We’re talking domestic box office earnings, people.
The Hunger Games: Mockingjay – Part 1 passed Guardians of the Galaxy as 2014’s top-grossing movie, and with its win, Jennifer Lawrence makes history.
Clint Eastwood’s Oscar-nominated, controversial biopic of Navy SEAL Chris Kyle has shattered numerous box office records.
UPDATED: With $5.9 million in theaters added to its $40 million in VOD sales, the film’s profitability still remains very much an open question.
UPDATED: The Interview’s $2.85 million at the box office over the Christmas holiday weekend is mixed news at best for Sony Pictures, but its VOD grosses are far more impressive.
Movies that are not sequels, prequels, remakes, or adaptations of novels, comic books, popular toy lines, or true stories are growing ever more scarce — but some did, at least, make money this year.
After coming under fire for casting white actors in all of its major roles, director Ridley Scott’s biblical epic debuted with an audience that was nearly 40% black or Latino.
The studio’s latest release generated only $36 million at the domestic box office over the four-day Thanksgiving weekend, well below analysts’ expectations. The weak opening follows two failed attempts at a sale since September.
The film’s $123 million domestic opening weekend is also, however, the best of the year. Hollywood is weird sometimes.
With a limp $12.8 million debut, the adaptation of Lois Lowry’s beloved novel is yet another casualty of Hollywood’s addiction to YA books.
Teenage Mutant Ninja Turtles, Bay’s latest film as a producer, opened with $65 million, and a sequel is already underway. There is no use in trying; Bay is unbeatable.
It’s Marvel Studios’ world now, Hollywood is just living in it.
Tammy did OK, but Deliver Us From Evil and Earth to Echo did not generate any fireworks.
From Shailene Woodley and Angelina Jolie to Seth MacFarlane and Veronica Mars, here are the actors, filmmakers, and studios with reason to celebrate for the first half of the year — and others who may wish it was over already.
Transformers: Age of Extinction opened with an estimated $100 million — yet another major hit in the blockbuster franchise.

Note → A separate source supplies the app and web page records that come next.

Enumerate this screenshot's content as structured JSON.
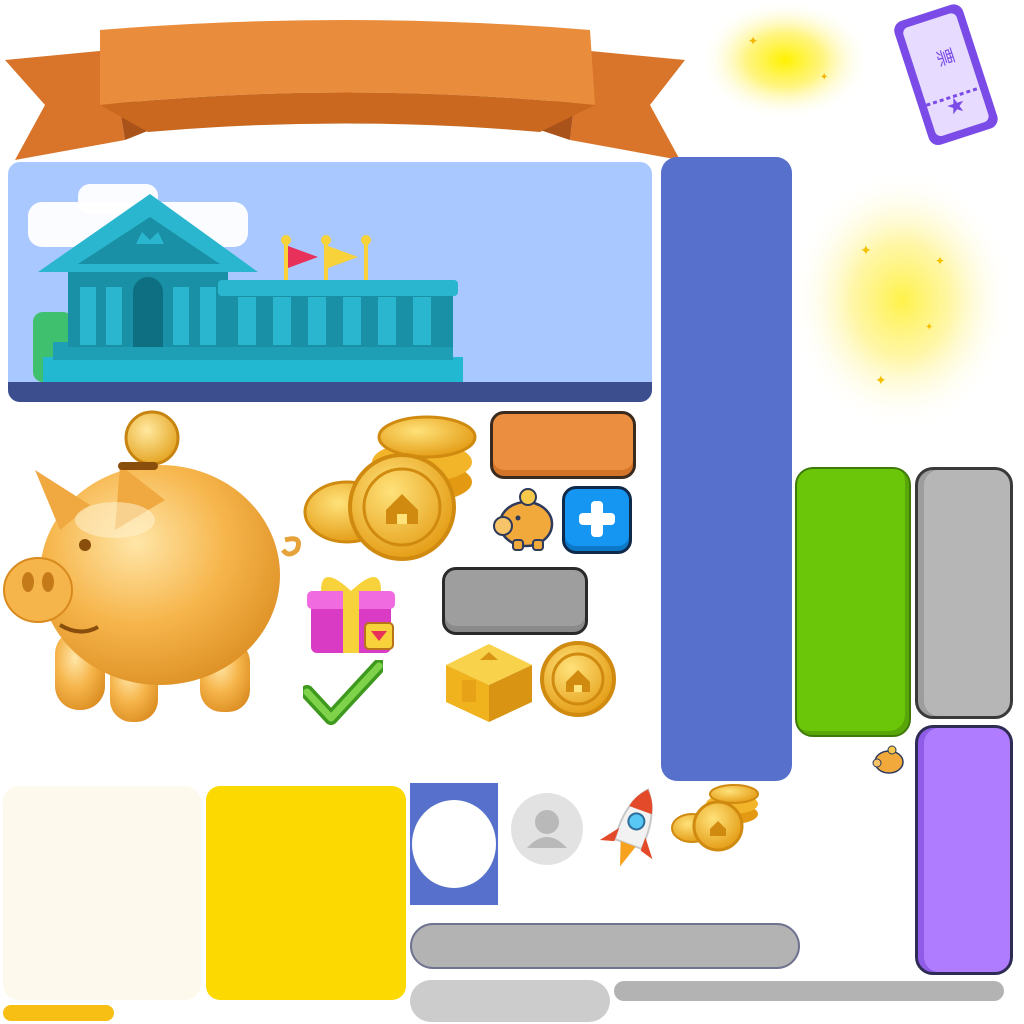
{
  "atlas": {
    "ribbon_color": "#E98C3C",
    "ribbon_dark": "#C9681E",
    "ticket": {
      "glyph": "票",
      "color": "#8B5CF6"
    },
    "bank_scene": {
      "sky": "#A9C8FF",
      "ground": "#3D4E8F",
      "building": "#1E9FB5",
      "roof": "#2BB6CF",
      "flag_red": "#E8315A",
      "flag_yellow": "#F7D23A"
    },
    "colors": {
      "blue_panel": "#5670CC",
      "green_panel": "#6BC508",
      "gray_panel": "#B6B6B6",
      "purple_panel": "#B07CFF",
      "orange_button": "#EB8E40",
      "gray_button": "#9E9E9E",
      "plus_button": "#1596F2",
      "cream_card": "#FDF9EC",
      "yellow_card": "#FCD900",
      "avatar_frame": "#5670CC",
      "progress_gold": "#F7BE14"
    },
    "icons": [
      "ribbon-banner-icon",
      "sparkle-glow-icon",
      "ticket-icon",
      "bank-building-icon",
      "piggy-bank-icon",
      "coin-stack-icon",
      "small-piggy-icon",
      "plus-icon",
      "gift-box-icon",
      "checkmark-icon",
      "treasure-chest-icon",
      "gold-coin-icon",
      "avatar-placeholder-icon",
      "rocket-icon",
      "small-coin-stack-icon",
      "tiny-piggy-icon"
    ]
  }
}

But what would happen if Bay stopped directing them?
With an estimated $30 million debut, Think Like a Man Too has cemented Hart as a bona fide movie star.
An estimated $60 million debut places the sequel among the top three live-action comedies of the last 10 years.

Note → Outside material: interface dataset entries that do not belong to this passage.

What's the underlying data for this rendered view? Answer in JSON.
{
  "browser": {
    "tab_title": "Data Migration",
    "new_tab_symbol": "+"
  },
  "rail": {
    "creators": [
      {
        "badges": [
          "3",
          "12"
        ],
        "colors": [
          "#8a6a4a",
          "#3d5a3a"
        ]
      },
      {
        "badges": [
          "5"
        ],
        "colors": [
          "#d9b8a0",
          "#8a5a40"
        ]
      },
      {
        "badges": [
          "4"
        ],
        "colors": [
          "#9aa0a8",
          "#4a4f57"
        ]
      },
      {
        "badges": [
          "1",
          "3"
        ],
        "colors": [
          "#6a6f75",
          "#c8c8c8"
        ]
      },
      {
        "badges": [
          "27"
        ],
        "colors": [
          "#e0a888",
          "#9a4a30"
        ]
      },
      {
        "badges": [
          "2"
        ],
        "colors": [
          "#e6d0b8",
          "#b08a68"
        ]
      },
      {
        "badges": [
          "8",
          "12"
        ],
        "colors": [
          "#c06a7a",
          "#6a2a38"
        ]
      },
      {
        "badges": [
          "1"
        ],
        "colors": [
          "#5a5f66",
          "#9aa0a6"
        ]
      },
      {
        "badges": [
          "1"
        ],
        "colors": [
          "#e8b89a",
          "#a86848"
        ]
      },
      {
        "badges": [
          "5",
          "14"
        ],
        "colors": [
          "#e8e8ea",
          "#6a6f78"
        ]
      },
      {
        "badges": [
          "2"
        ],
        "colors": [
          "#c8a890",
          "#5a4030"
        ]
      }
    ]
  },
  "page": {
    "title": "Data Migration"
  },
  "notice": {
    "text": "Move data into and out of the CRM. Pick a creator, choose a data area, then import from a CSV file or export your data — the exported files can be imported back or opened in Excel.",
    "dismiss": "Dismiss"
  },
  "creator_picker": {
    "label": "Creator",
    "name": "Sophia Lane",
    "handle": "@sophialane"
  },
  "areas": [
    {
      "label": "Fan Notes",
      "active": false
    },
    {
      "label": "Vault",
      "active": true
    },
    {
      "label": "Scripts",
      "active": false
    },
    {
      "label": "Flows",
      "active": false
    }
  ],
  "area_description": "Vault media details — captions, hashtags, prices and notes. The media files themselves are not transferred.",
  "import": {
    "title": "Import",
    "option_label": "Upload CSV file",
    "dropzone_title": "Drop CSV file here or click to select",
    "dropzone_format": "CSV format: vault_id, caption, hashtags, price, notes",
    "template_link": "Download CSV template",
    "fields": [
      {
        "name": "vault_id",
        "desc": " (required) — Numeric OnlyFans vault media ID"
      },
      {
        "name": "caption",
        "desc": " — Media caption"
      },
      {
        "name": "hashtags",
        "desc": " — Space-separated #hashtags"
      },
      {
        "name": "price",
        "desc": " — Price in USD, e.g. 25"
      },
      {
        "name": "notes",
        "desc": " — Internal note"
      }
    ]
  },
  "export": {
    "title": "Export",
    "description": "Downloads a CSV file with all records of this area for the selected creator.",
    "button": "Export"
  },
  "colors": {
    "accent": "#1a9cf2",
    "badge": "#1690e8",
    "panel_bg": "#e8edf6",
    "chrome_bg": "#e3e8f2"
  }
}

With an estimated opening weekend of $48.2 million, the adaptation of John Green’s best-seller had a best-ever debut for a contemporary drama.
Jolie is a box office queen with Maleficent, but Seth MacFarlane is shooting blanks in his big-screen debut, A Million Ways to Die in the West.
With his film’s estimated $111 million debut over the four-day Memorial Day holiday, the embattled director finally has some good news.
Blue Sky Studios has never been a big player in the U.S. — its latest film, Rio 2, opened with a just-OK $39 million. But overseas, the studio pulls in some seriously big money.
Captain America: The Winter Soldier’s record-breaking opening weekend is yet another triumph in Marvel’s string of hits.
No biblical film has come close to Noah’s $44 million opening weekend since The Passion of the Christ. And it is just one of several Bible-themed movies making an impact at the box office.
The Kickstarter-funded film opened this weekend with $2 million in 291 theaters. But it will need to make much more than that to break even, let alone launch a crowdfunding cinema revolution.
UPDATED: It just passed Toy Story 3 with $1.07 billion in worldwide grosses.
Of the three ’80s remakes opening this weekend, only About Last Night really did well. And yet, Hollywood can’t seem to shake its appetite for re-creating past hits.
This weekend’s box office champion, with a $69.1 million debut, embodies a spirit of go-for-broke, did-not-see-that-coming excitement that animated movies have been missing.